=== WHAT YOU ARE ASKED TO DO ===
Copy out the entries that follow. Leave none out.

=== LISTED ENTRIES ===
Start of Block

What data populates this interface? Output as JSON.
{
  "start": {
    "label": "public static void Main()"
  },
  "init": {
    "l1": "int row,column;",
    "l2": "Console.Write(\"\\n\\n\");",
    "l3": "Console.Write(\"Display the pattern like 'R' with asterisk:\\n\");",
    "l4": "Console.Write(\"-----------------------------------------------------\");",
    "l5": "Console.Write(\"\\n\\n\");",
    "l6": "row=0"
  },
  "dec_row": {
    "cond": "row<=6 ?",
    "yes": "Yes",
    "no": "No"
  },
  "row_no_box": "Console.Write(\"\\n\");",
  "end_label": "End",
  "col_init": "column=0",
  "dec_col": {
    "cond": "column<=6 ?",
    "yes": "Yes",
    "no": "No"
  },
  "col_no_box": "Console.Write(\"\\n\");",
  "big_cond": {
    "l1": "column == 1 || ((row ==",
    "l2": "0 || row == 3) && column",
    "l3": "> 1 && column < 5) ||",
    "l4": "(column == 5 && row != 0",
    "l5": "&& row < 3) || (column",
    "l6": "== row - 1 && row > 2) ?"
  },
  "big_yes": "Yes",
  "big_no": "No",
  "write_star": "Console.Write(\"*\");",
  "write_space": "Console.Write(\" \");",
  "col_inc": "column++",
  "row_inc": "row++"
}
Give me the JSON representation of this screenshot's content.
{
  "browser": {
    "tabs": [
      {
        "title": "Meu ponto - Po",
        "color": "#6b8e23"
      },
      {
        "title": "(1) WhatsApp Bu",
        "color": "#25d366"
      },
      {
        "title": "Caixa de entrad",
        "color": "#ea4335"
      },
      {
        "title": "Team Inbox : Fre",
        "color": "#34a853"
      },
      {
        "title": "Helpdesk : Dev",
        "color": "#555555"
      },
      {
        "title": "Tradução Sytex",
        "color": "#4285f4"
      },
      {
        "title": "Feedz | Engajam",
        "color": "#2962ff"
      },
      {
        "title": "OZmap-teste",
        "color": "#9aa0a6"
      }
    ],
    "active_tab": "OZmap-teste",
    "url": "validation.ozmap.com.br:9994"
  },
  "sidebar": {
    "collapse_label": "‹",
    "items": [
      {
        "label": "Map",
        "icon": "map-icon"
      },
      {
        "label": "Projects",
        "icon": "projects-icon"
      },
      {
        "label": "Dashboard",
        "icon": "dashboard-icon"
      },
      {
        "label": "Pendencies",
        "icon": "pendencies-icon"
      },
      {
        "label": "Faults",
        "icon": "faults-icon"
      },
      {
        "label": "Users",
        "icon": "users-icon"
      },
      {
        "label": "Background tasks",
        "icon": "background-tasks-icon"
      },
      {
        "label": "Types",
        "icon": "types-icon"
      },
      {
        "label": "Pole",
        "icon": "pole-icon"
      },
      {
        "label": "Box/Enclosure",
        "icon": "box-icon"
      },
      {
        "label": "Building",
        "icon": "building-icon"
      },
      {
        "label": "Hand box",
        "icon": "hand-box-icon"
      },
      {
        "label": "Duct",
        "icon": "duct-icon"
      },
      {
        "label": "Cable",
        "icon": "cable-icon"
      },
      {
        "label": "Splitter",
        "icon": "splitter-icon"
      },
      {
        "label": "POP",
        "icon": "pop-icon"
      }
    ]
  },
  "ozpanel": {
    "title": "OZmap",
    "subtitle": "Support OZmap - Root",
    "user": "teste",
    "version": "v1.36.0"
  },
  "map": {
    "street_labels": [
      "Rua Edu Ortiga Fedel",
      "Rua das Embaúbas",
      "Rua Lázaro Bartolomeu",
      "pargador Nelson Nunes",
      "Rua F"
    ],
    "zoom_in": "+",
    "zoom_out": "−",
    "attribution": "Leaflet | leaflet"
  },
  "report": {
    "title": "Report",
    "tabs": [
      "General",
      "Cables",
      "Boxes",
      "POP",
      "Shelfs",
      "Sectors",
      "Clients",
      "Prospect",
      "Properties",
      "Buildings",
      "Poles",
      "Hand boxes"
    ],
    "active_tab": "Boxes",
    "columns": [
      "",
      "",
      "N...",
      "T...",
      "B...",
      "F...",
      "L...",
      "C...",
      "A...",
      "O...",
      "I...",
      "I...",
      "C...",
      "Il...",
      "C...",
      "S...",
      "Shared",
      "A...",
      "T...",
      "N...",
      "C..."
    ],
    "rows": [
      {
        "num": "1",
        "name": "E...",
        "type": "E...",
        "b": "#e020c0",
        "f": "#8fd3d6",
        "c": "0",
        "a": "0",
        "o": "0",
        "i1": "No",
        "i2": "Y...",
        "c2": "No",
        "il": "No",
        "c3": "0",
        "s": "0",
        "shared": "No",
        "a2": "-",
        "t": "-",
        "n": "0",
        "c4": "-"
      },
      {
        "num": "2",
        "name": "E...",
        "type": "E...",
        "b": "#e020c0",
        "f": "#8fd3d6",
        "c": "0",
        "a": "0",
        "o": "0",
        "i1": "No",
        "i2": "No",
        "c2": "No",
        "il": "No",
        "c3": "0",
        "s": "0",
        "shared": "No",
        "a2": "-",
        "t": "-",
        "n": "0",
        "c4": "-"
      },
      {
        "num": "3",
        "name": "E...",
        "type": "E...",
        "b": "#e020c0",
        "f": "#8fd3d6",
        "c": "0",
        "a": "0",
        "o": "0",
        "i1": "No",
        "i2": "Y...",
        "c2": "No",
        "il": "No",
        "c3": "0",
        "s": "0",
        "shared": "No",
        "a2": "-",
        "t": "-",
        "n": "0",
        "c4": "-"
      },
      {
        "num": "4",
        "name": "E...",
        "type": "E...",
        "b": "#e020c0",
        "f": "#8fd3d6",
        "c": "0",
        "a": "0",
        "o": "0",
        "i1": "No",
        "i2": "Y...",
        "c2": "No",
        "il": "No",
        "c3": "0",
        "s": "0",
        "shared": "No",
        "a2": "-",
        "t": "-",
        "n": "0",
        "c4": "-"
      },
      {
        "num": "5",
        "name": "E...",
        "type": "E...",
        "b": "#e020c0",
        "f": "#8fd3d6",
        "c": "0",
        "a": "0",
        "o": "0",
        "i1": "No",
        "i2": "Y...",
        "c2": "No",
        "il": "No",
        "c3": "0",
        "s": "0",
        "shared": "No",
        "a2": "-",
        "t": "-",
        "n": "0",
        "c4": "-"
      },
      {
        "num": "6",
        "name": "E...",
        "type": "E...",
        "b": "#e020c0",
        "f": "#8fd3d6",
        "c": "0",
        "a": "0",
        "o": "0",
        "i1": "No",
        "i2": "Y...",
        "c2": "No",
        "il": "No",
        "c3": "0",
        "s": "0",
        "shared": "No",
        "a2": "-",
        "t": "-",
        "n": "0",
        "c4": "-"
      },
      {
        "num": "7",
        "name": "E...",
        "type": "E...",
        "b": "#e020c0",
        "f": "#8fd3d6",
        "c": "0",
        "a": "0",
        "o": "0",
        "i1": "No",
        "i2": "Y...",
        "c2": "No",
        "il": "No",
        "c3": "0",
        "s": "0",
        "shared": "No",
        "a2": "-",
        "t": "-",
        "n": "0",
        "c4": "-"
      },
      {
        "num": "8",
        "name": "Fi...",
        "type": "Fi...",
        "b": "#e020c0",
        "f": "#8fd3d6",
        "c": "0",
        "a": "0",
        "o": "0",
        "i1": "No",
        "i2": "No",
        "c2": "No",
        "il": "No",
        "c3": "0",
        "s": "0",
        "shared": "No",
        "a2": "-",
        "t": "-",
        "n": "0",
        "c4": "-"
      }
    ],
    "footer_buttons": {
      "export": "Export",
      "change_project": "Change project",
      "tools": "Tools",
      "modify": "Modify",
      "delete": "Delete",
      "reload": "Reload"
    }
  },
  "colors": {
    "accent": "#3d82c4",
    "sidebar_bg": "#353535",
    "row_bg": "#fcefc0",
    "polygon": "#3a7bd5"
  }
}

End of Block

=== WRITTEN SOLUTION ===
What data populates this interface? Output as JSON.
{
  "start": {
    "label": "public static void Main()"
  },
  "init": {
    "l1": "int row,column;",
    "l2": "Console.Write(\"\\n\\n\");",
    "l3": "Console.Write(\"Display the pattern like 'R' with asterisk:\\n\");",
    "l4": "Console.Write(\"-----------------------------------------------------\");",
    "l5": "Console.Write(\"\\n\\n\");",
    "l6": "row=0"
  },
  "dec_row": {
    "cond": "row<=6 ?",
    "yes": "Yes",
    "no": "No"
  },
  "row_no_box": "Console.Write(\"\\n\");",
  "end_label": "End",
  "col_init": "column=0",
  "dec_col": {
    "cond": "column<=6 ?",
    "yes": "Yes",
    "no": "No"
  },
  "col_no_box": "Console.Write(\"\\n\");",
  "big_cond": {
    "l1": "column == 1 || ((row ==",
    "l2": "0 || row == 3) && column",
    "l3": "> 1 && column < 5) ||",
    "l4": "(column == 5 && row != 0",
    "l5": "&& row < 3) || (column",
    "l6": "== row - 1 && row > 2) ?"
  },
  "big_yes": "Yes",
  "big_no": "No",
  "write_star": "Console.Write(\"*\");",
  "write_space": "Console.Write(\" \");",
  "col_inc": "column++",
  "row_inc": "row++"
}
Give me the JSON representation of this screenshot's content.
{
  "browser": {
    "tabs": [
      {
        "title": "Meu ponto - Po",
        "color": "#6b8e23"
      },
      {
        "title": "(1) WhatsApp Bu",
        "color": "#25d366"
      },
      {
        "title": "Caixa de entrad",
        "color": "#ea4335"
      },
      {
        "title": "Team Inbox : Fre",
        "color": "#34a853"
      },
      {
        "title": "Helpdesk : Dev",
        "color": "#555555"
      },
      {
        "title": "Tradução Sytex",
        "color": "#4285f4"
      },
      {
        "title": "Feedz | Engajam",
        "color": "#2962ff"
      },
      {
        "title": "OZmap-teste",
        "color": "#9aa0a6"
      }
    ],
    "active_tab": "OZmap-teste",
    "url": "validation.ozmap.com.br:9994"
  },
  "sidebar": {
    "collapse_label": "‹",
    "items": [
      {
        "label": "Map",
        "icon": "map-icon"
      },
      {
        "label": "Projects",
        "icon": "projects-icon"
      },
      {
        "label": "Dashboard",
        "icon": "dashboard-icon"
      },
      {
        "label": "Pendencies",
        "icon": "pendencies-icon"
      },
      {
        "label": "Faults",
        "icon": "faults-icon"
      },
      {
        "label": "Users",
        "icon": "users-icon"
      },
      {
        "label": "Background tasks",
        "icon": "background-tasks-icon"
      },
      {
        "label": "Types",
        "icon": "types-icon"
      },
      {
        "label": "Pole",
        "icon": "pole-icon"
      },
      {
        "label": "Box/Enclosure",
        "icon": "box-icon"
      },
      {
        "label": "Building",
        "icon": "building-icon"
      },
      {
        "label": "Hand box",
        "icon": "hand-box-icon"
      },
      {
        "label": "Duct",
        "icon": "duct-icon"
      },
      {
        "label": "Cable",
        "icon": "cable-icon"
      },
      {
        "label": "Splitter",
        "icon": "splitter-icon"
      },
      {
        "label": "POP",
        "icon": "pop-icon"
      }
    ]
  },
  "ozpanel": {
    "title": "OZmap",
    "subtitle": "Support OZmap - Root",
    "user": "teste",
    "version": "v1.36.0"
  },
  "map": {
    "street_labels": [
      "Rua Edu Ortiga Fedel",
      "Rua das Embaúbas",
      "Rua Lázaro Bartolomeu",
      "pargador Nelson Nunes",
      "Rua F"
    ],
    "zoom_in": "+",
    "zoom_out": "−",
    "attribution": "Leaflet | leaflet"
  },
  "report": {
    "title": "Report",
    "tabs": [
      "General",
      "Cables",
      "Boxes",
      "POP",
      "Shelfs",
      "Sectors",
      "Clients",
      "Prospect",
      "Properties",
      "Buildings",
      "Poles",
      "Hand boxes"
    ],
    "active_tab": "Boxes",
    "columns": [
      "",
      "",
      "N...",
      "T...",
      "B...",
      "F...",
      "L...",
      "C...",
      "A...",
      "O...",
      "I...",
      "I...",
      "C...",
      "Il...",
      "C...",
      "S...",
      "Shared",
      "A...",
      "T...",
      "N...",
      "C..."
    ],
    "rows": [
      {
        "num": "1",
        "name": "E...",
        "type": "E...",
        "b": "#e020c0",
        "f": "#8fd3d6",
        "c": "0",
        "a": "0",
        "o": "0",
        "i1": "No",
        "i2": "Y...",
        "c2": "No",
        "il": "No",
        "c3": "0",
        "s": "0",
        "shared": "No",
        "a2": "-",
        "t": "-",
        "n": "0",
        "c4": "-"
      },
      {
        "num": "2",
        "name": "E...",
        "type": "E...",
        "b": "#e020c0",
        "f": "#8fd3d6",
        "c": "0",
        "a": "0",
        "o": "0",
        "i1": "No",
        "i2": "No",
        "c2": "No",
        "il": "No",
        "c3": "0",
        "s": "0",
        "shared": "No",
        "a2": "-",
        "t": "-",
        "n": "0",
        "c4": "-"
      },
      {
        "num": "3",
        "name": "E...",
        "type": "E...",
        "b": "#e020c0",
        "f": "#8fd3d6",
        "c": "0",
        "a": "0",
        "o": "0",
        "i1": "No",
        "i2": "Y...",
        "c2": "No",
        "il": "No",
        "c3": "0",
        "s": "0",
        "shared": "No",
        "a2": "-",
        "t": "-",
        "n": "0",
        "c4": "-"
      },
      {
        "num": "4",
        "name": "E...",
        "type": "E...",
        "b": "#e020c0",
        "f": "#8fd3d6",
        "c": "0",
        "a": "0",
        "o": "0",
        "i1": "No",
        "i2": "Y...",
        "c2": "No",
        "il": "No",
        "c3": "0",
        "s": "0",
        "shared": "No",
        "a2": "-",
        "t": "-",
        "n": "0",
        "c4": "-"
      },
      {
        "num": "5",
        "name": "E...",
        "type": "E...",
        "b": "#e020c0",
        "f": "#8fd3d6",
        "c": "0",
        "a": "0",
        "o": "0",
        "i1": "No",
        "i2": "Y...",
        "c2": "No",
        "il": "No",
        "c3": "0",
        "s": "0",
        "shared": "No",
        "a2": "-",
        "t": "-",
        "n": "0",
        "c4": "-"
      },
      {
        "num": "6",
        "name": "E...",
        "type": "E...",
        "b": "#e020c0",
        "f": "#8fd3d6",
        "c": "0",
        "a": "0",
        "o": "0",
        "i1": "No",
        "i2": "Y...",
        "c2": "No",
        "il": "No",
        "c3": "0",
        "s": "0",
        "shared": "No",
        "a2": "-",
        "t": "-",
        "n": "0",
        "c4": "-"
      },
      {
        "num": "7",
        "name": "E...",
        "type": "E...",
        "b": "#e020c0",
        "f": "#8fd3d6",
        "c": "0",
        "a": "0",
        "o": "0",
        "i1": "No",
        "i2": "Y...",
        "c2": "No",
        "il": "No",
        "c3": "0",
        "s": "0",
        "shared": "No",
        "a2": "-",
        "t": "-",
        "n": "0",
        "c4": "-"
      },
      {
        "num": "8",
        "name": "Fi...",
        "type": "Fi...",
        "b": "#e020c0",
        "f": "#8fd3d6",
        "c": "0",
        "a": "0",
        "o": "0",
        "i1": "No",
        "i2": "No",
        "c2": "No",
        "il": "No",
        "c3": "0",
        "s": "0",
        "shared": "No",
        "a2": "-",
        "t": "-",
        "n": "0",
        "c4": "-"
      }
    ],
    "footer_buttons": {
      "export": "Export",
      "change_project": "Change project",
      "tools": "Tools",
      "modify": "Modify",
      "delete": "Delete",
      "reload": "Reload"
    }
  },
  "colors": {
    "accent": "#3d82c4",
    "sidebar_bg": "#353535",
    "row_bg": "#fcefc0",
    "polygon": "#3a7bd5"
  }
}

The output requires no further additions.